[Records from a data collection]
-*-

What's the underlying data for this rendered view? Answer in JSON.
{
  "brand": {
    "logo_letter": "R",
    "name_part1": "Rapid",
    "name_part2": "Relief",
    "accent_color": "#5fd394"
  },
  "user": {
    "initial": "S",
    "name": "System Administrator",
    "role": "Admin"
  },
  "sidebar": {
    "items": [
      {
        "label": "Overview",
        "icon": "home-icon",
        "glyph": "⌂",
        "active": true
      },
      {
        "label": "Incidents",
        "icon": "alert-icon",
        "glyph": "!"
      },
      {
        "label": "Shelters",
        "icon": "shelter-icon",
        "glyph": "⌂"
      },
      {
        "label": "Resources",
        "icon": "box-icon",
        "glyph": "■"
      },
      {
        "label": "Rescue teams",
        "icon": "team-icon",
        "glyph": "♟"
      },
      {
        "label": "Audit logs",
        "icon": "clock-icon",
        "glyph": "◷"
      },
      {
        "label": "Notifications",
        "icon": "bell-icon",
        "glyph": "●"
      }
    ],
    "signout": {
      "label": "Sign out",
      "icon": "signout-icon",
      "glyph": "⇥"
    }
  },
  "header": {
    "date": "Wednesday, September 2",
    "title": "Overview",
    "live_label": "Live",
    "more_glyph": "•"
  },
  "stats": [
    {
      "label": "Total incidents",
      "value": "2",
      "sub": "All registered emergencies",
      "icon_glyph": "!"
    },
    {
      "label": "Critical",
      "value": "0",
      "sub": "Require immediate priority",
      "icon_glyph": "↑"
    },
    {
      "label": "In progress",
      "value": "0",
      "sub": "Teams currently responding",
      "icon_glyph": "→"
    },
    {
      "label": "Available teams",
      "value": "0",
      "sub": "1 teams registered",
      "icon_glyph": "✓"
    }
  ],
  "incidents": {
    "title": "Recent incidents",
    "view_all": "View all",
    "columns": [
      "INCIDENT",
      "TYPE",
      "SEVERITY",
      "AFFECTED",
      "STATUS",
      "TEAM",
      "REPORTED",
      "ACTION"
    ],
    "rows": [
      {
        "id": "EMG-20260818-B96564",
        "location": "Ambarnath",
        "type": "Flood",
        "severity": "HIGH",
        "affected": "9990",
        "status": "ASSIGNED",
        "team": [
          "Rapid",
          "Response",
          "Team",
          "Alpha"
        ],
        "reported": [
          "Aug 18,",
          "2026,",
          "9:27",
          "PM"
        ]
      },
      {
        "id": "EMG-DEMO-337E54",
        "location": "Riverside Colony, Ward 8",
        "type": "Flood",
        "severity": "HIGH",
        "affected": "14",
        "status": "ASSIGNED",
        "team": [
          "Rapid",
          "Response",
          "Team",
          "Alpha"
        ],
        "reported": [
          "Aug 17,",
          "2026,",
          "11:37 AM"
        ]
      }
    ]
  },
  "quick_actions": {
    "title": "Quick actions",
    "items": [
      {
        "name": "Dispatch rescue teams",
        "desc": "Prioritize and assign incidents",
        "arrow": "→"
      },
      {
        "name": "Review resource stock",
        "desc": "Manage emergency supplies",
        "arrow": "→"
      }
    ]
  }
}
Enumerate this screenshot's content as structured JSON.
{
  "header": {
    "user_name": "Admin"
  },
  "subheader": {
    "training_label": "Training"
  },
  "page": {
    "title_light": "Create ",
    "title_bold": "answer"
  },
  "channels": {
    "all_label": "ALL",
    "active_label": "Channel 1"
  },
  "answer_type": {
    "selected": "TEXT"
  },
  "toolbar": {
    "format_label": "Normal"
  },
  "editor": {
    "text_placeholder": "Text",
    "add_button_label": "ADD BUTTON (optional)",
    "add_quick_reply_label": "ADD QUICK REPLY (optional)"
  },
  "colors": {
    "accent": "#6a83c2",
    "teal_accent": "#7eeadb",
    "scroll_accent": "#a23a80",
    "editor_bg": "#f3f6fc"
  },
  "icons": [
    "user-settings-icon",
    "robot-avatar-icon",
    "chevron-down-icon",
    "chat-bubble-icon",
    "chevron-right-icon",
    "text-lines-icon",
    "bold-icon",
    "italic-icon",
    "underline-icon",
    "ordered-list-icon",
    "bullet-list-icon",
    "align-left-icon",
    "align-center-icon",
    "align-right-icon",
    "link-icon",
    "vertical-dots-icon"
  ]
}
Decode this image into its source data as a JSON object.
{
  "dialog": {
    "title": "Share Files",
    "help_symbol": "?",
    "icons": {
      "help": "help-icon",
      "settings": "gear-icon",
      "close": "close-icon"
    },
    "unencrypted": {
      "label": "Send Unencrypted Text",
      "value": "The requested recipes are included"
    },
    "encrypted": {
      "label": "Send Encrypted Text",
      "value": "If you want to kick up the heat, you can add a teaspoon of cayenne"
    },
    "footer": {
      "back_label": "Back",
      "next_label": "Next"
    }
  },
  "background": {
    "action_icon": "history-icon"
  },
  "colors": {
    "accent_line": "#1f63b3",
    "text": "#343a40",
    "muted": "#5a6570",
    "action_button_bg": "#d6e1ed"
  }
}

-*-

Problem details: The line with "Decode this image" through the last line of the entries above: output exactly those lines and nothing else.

Task response:
Decode this image into its source data as a JSON object.
{
  "dialog": {
    "title": "Share Files",
    "help_symbol": "?",
    "icons": {
      "help": "help-icon",
      "settings": "gear-icon",
      "close": "close-icon"
    },
    "unencrypted": {
      "label": "Send Unencrypted Text",
      "value": "The requested recipes are included"
    },
    "encrypted": {
      "label": "Send Encrypted Text",
      "value": "If you want to kick up the heat, you can add a teaspoon of cayenne"
    },
    "footer": {
      "back_label": "Back",
      "next_label": "Next"
    }
  },
  "background": {
    "action_icon": "history-icon"
  },
  "colors": {
    "accent_line": "#1f63b3",
    "text": "#343a40",
    "muted": "#5a6570",
    "action_button_bg": "#d6e1ed"
  }
}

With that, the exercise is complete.